“I haven’t been told what is going to happen to me,’’ said Andrew Koenigsberg, an information technology worker at Evergreen’s plant who commutes from Westborough. “My assumption is I am probably not going to have a job long after the factory closes. I am looking for work.’’

Since opening the Devens plant in 2008, Evergreen rose to become the largest private employer on the Devens property, which extends into Ayer, Harvard, Lancaster and Shirley, and one of the largest in the area, according to numbers released by the Massachusetts Development Finance Agency, a state authority that oversees Devens.

State Senator Jamie Eldridge, a Democrat from Acton, is pushing to have a transition center set up at the plant to help steer soon-to-be-former Evergreen employees into new jobs.

State labor officials, who toured the plant on Friday, say they are already moving in that direction. There are plans to hold group sessions to help employees with unemployment and health benefits, as well individual meetings at the plant, said Ken Messina, manager of the state Labor and Workforce Development Department’s Rapid Response Team.

Exactly what will be offered was still being worked out, though, with Evergreen having hired its own outplacement firm, Messina said.

McCarthy said Evergreen has already fielded several calls from other local companies in the solar-power industry potentially interested in hiring workers.

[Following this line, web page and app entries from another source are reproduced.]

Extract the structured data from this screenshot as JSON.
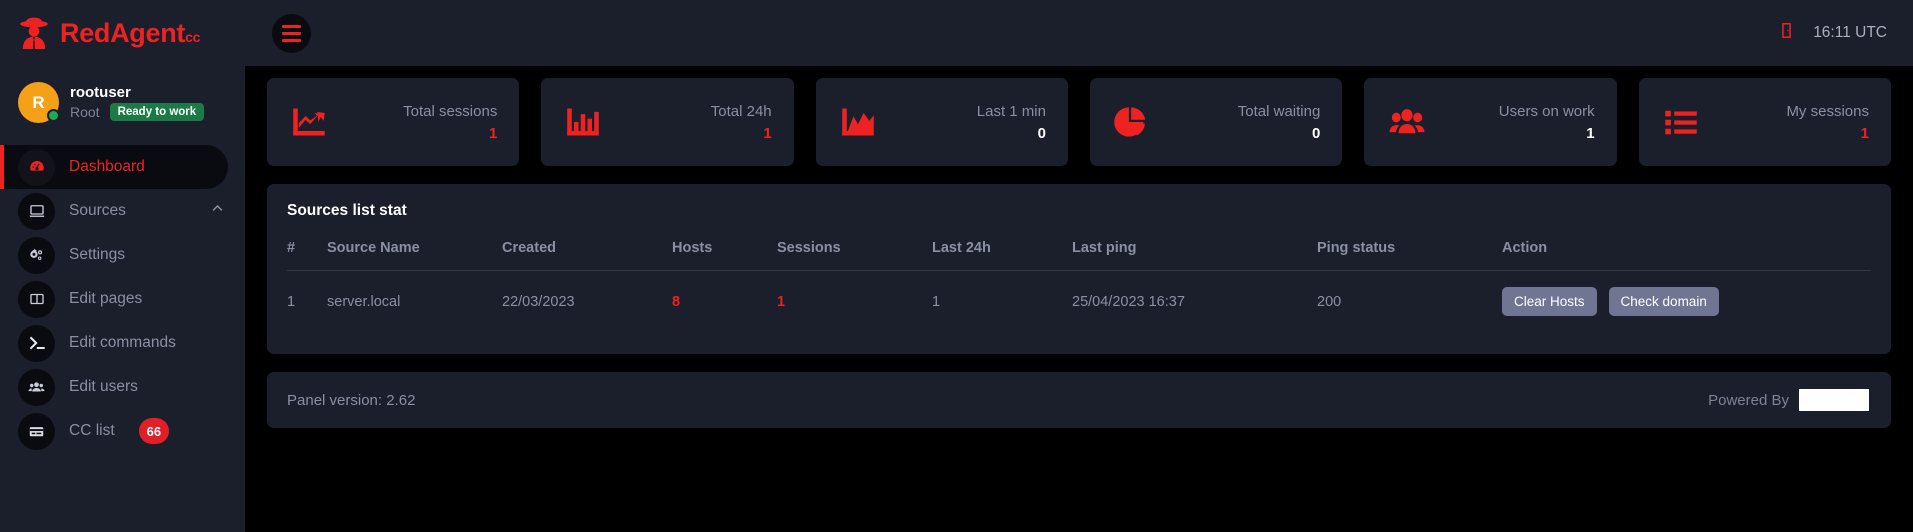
{
  "brand": {
    "name": "RedAgent",
    "suffix": "cc",
    "icon": "spy-agent-icon",
    "color": "#ef2222"
  },
  "profile": {
    "initial": "R",
    "name": "rootuser",
    "role": "Root",
    "status_badge": "Ready to work",
    "status_color": "#1c7a46",
    "online": true
  },
  "sidebar": {
    "items": [
      {
        "label": "Dashboard",
        "icon": "dashboard-gauge-icon",
        "active": true,
        "chevron": false,
        "badge": null
      },
      {
        "label": "Sources",
        "icon": "monitor-icon",
        "active": false,
        "chevron": true,
        "badge": null
      },
      {
        "label": "Settings",
        "icon": "gears-icon",
        "active": false,
        "chevron": false,
        "badge": null
      },
      {
        "label": "Edit pages",
        "icon": "columns-layout-icon",
        "active": false,
        "chevron": false,
        "badge": null
      },
      {
        "label": "Edit commands",
        "icon": "terminal-icon",
        "active": false,
        "chevron": false,
        "badge": null
      },
      {
        "label": "Edit users",
        "icon": "users-icon",
        "active": false,
        "chevron": false,
        "badge": null
      },
      {
        "label": "CC list",
        "icon": "credit-card-icon",
        "active": false,
        "chevron": false,
        "badge": "66"
      }
    ]
  },
  "topbar": {
    "menu_icon": "hamburger-icon",
    "logout_icon": "door-exit-icon",
    "clock": "16:11 UTC"
  },
  "stats": [
    {
      "label": "Total sessions",
      "value": "1",
      "value_color": "red",
      "icon": "line-chart-up-icon"
    },
    {
      "label": "Total 24h",
      "value": "1",
      "value_color": "red",
      "icon": "bar-chart-icon"
    },
    {
      "label": "Last 1 min",
      "value": "0",
      "value_color": "white",
      "icon": "area-chart-icon"
    },
    {
      "label": "Total waiting",
      "value": "0",
      "value_color": "white",
      "icon": "pie-chart-icon"
    },
    {
      "label": "Users on work",
      "value": "1",
      "value_color": "white",
      "icon": "group-users-icon"
    },
    {
      "label": "My sessions",
      "value": "1",
      "value_color": "red",
      "icon": "list-icon"
    }
  ],
  "panel": {
    "title": "Sources list stat",
    "columns": [
      "#",
      "Source Name",
      "Created",
      "Hosts",
      "Sessions",
      "Last 24h",
      "Last ping",
      "Ping status",
      "Action"
    ],
    "rows": [
      {
        "index": "1",
        "source_name": "server.local",
        "created": "22/03/2023",
        "hosts": "8",
        "sessions": "1",
        "last_24h": "1",
        "last_ping": "25/04/2023 16:37",
        "ping_status": "200",
        "actions": [
          "Clear Hosts",
          "Check domain"
        ]
      }
    ]
  },
  "footer": {
    "version_text": "Panel version: 2.62",
    "powered_label": "Powered By"
  }
}
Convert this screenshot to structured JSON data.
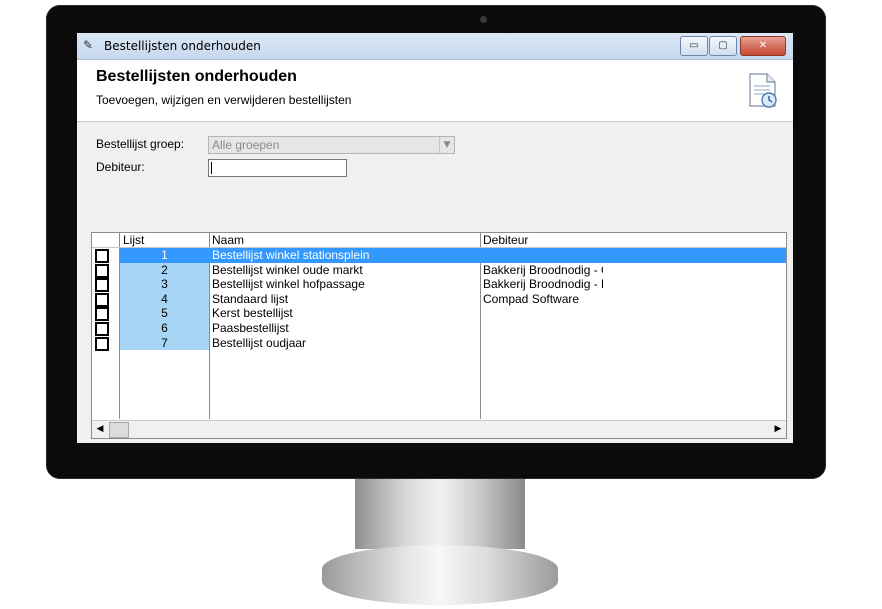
{
  "window": {
    "title": "Bestellijsten onderhouden",
    "controls": {
      "minimize": "▭",
      "maximize": "▢",
      "close": "✕"
    }
  },
  "header": {
    "title": "Bestellijsten onderhouden",
    "subtitle": "Toevoegen, wijzigen en verwijderen bestellijsten"
  },
  "form": {
    "group_label": "Bestellijst groep:",
    "group_value": "Alle groepen",
    "debiteur_label": "Debiteur:",
    "debiteur_value": ""
  },
  "grid": {
    "columns": [
      "Lijst",
      "Naam",
      "Debiteur"
    ],
    "rows": [
      {
        "lijst": "1",
        "naam": "Bestellijst winkel stationsplein",
        "debiteur": "",
        "selected": true
      },
      {
        "lijst": "2",
        "naam": "Bestellijst winkel oude markt",
        "debiteur": "Bakkerij Broodnodig - Oude mar",
        "selected": false
      },
      {
        "lijst": "3",
        "naam": "Bestellijst winkel hofpassage",
        "debiteur": "Bakkerij Broodnodig - Hofpassa",
        "selected": false
      },
      {
        "lijst": "4",
        "naam": "Standaard lijst",
        "debiteur": "Compad Software",
        "selected": false
      },
      {
        "lijst": "5",
        "naam": "Kerst bestellijst",
        "debiteur": "",
        "selected": false
      },
      {
        "lijst": "6",
        "naam": "Paasbestellijst",
        "debiteur": "",
        "selected": false
      },
      {
        "lijst": "7",
        "naam": "Bestellijst oudjaar",
        "debiteur": "",
        "selected": false
      }
    ]
  },
  "colors": {
    "selection": "#3399ff",
    "number_cell": "#a8d4f5",
    "titlebar": "#c7d8ee"
  }
}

“We have taken a lot of inbound calls from other companies in the area that are looking for the kind of people who have worked at a place like Evergreen,’’ McCarthy said.

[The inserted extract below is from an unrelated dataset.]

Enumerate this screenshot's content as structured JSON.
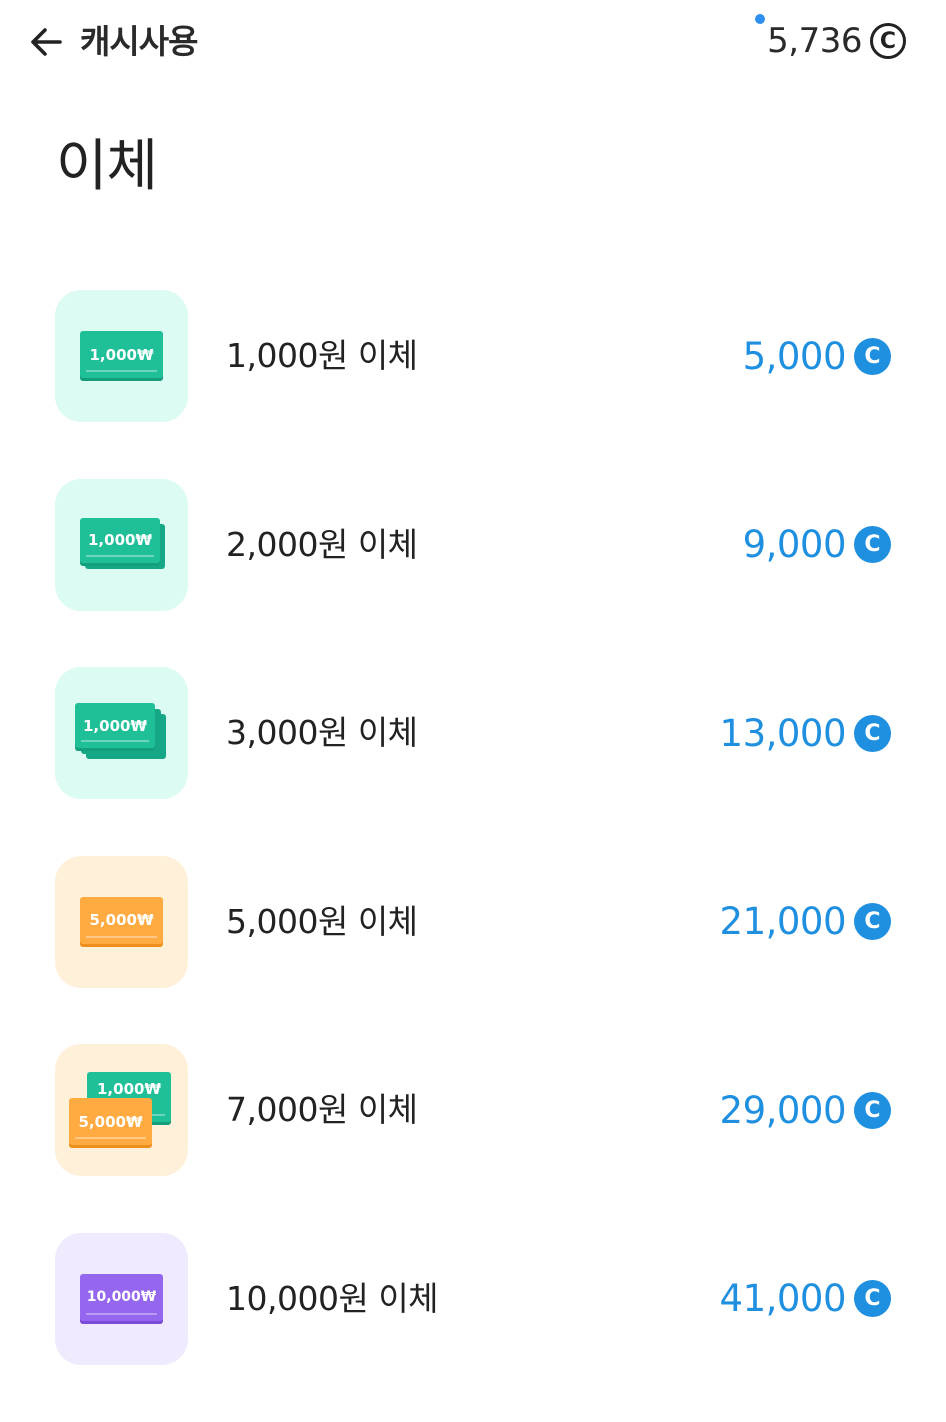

State officials said they could not provide statistics on which town would be hardest hit by the plant’s closing, and they referred questions to Evergreen. For its part, the company said it did not have town-by-town employment figures available. The company also declined to provide severance details.

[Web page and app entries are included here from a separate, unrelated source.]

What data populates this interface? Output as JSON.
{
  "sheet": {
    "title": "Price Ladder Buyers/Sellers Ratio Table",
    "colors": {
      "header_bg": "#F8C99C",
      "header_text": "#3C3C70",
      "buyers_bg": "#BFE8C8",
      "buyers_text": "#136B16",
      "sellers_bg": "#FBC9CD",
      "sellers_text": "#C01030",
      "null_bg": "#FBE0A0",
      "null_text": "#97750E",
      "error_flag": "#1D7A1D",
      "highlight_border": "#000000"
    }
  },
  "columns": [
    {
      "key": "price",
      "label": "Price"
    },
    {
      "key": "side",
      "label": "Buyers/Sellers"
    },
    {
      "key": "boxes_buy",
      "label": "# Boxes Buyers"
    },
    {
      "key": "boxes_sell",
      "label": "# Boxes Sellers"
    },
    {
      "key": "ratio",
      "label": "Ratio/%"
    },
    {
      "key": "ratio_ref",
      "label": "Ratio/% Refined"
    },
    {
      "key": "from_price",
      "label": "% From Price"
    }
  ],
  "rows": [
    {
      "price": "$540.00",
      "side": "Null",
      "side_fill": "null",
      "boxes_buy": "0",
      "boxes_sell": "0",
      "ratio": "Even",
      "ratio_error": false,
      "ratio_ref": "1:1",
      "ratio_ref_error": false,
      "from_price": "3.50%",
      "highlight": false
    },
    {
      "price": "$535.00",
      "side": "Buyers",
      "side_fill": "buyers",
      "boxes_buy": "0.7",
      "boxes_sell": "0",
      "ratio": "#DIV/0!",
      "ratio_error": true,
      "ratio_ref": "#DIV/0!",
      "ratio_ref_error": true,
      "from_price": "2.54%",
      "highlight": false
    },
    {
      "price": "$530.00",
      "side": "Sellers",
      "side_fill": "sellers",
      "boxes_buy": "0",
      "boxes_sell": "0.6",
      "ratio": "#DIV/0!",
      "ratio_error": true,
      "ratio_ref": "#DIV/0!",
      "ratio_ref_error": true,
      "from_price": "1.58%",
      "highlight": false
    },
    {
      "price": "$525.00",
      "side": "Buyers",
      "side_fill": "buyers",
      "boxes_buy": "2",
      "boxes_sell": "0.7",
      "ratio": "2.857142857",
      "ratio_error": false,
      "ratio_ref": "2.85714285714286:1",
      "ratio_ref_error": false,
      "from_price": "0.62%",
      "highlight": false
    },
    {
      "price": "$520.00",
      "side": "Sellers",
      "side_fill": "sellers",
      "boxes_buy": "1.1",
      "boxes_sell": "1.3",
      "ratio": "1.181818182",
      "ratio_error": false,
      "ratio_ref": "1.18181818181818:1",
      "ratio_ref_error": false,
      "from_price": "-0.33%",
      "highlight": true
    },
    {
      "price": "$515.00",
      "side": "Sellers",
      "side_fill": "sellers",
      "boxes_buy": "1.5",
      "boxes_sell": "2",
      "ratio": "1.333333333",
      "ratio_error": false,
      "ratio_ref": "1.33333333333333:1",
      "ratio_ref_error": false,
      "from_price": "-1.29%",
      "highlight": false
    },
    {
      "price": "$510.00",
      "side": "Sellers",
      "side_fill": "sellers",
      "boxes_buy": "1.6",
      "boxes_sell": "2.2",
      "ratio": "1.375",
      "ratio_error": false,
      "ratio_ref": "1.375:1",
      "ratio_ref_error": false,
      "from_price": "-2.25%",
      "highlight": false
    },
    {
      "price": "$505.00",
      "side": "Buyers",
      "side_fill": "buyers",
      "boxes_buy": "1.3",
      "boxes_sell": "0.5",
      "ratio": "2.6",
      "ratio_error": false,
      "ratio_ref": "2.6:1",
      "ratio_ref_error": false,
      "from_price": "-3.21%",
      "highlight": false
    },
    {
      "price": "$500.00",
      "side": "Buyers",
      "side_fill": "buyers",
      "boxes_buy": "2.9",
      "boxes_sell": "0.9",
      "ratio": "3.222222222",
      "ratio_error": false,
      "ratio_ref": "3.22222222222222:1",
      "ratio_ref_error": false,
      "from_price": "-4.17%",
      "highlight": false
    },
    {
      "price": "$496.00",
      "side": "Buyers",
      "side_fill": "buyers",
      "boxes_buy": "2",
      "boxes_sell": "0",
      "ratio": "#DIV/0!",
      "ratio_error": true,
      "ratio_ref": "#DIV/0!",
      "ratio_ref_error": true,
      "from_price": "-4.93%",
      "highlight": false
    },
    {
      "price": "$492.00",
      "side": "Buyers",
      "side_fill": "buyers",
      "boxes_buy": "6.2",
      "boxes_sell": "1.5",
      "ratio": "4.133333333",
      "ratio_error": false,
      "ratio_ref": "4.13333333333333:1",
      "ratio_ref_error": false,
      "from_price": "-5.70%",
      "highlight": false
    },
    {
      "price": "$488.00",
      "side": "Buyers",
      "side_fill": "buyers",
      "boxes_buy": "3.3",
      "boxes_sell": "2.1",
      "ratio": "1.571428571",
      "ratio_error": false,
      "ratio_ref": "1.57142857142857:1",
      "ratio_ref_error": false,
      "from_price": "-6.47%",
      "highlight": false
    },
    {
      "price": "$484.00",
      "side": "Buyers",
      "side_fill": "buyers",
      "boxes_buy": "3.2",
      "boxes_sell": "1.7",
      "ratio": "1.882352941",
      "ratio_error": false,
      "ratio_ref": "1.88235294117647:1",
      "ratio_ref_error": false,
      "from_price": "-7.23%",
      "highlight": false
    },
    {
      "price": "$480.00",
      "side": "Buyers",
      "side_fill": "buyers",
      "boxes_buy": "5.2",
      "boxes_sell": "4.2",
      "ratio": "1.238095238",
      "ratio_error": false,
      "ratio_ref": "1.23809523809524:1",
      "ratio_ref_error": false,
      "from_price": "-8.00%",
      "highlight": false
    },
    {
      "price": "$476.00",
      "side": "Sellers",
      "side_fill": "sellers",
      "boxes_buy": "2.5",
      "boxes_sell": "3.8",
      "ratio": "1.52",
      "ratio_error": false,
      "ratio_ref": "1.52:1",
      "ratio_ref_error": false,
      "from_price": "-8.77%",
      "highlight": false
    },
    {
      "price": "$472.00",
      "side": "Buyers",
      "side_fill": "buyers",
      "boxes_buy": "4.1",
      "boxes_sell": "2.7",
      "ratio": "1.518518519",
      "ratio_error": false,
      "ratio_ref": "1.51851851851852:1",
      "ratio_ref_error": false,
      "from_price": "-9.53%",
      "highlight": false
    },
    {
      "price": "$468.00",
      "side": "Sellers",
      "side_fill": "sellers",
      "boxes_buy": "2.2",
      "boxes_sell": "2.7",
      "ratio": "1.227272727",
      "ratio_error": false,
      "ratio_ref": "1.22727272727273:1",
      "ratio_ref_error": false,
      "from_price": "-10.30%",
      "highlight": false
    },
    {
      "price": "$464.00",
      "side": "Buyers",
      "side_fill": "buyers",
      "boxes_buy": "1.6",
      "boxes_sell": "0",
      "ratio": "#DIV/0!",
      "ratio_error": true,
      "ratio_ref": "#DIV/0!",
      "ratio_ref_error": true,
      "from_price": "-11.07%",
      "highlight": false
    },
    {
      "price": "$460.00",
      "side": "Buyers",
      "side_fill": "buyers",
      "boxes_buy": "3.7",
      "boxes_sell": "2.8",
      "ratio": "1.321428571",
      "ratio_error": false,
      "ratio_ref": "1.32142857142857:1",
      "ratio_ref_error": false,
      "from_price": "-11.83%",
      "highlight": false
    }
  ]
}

Jobless rates in area communities vary, with Harvard’s 5.7 percent unemployment rate in November below the state average, while Ayer, at 8.3 percent, was slightly higher. The jobless rate in nearby Fitchburg was nearly 12 percent, according to state labor statistics.

Tom Kinch, a member of the Devens Citizens Advisory Committee, which represents residents living on the former Army base, said some plant employees live on the Devens property or in its host communities, though many appear to commute from a greater distance.

“It’s a terrible blow for Devens and I think the whole area,’’ Kinch said.

Harvard Selectman Ronald Ricci said Evergreen for a time became a haven for former Polaroid employees, including some of his friends, though all of his contacts have since moved on.

“We need to look at why Evergreen couldn’t make it in Massachusetts and why solar companies can’t make it in the US,’’ he said.

But Evergreen workers are not the only ones who will be hurt by the company’s decision. Eldridge said he is also concerned about the effect the plant closing will have on local businesses.

“The biggest impact will be on the few restaurants in Devens, and in Shirley, and Harvard, and Ayer,’’ he said.

The plant’s shutdown is also expected to slow efforts to transform the former base into a sprawling office and industrial park and a quasi-independent community.

Kinch and the members of his Devens group have pushed hard to see Vicksburg Square, a collection of historic buildings at the center of the old base, redeveloped into housing.

They believed that as Devens attracted more companies and more jobs, workers at the new companies would then rent apartments or buy homes and condominiums there, helping build more of a village-like, neighborhood feel.

There are now 75 businesses employing more than 3,500 people at Devens, which covers 4,400 acres, according to MassDevelopment. Evergreen accounts for more than 20 percent of the total. With the number of jobs poised to drop dramatically, that idea has been placed on the back burner, Kinch said.

“One of the driving forces to develop a cross-section of homes was industry moving in here,’’ Kinch said. “This is a huge setback for that.’’

Others, include some who were never fans of the housing idea, were even more emphatic that Evergreen’s decision is a game changer.

“There is no need to create housing,’’ said Harvard Selectman Tim Clark.

Scott Van Voorhis can be reached at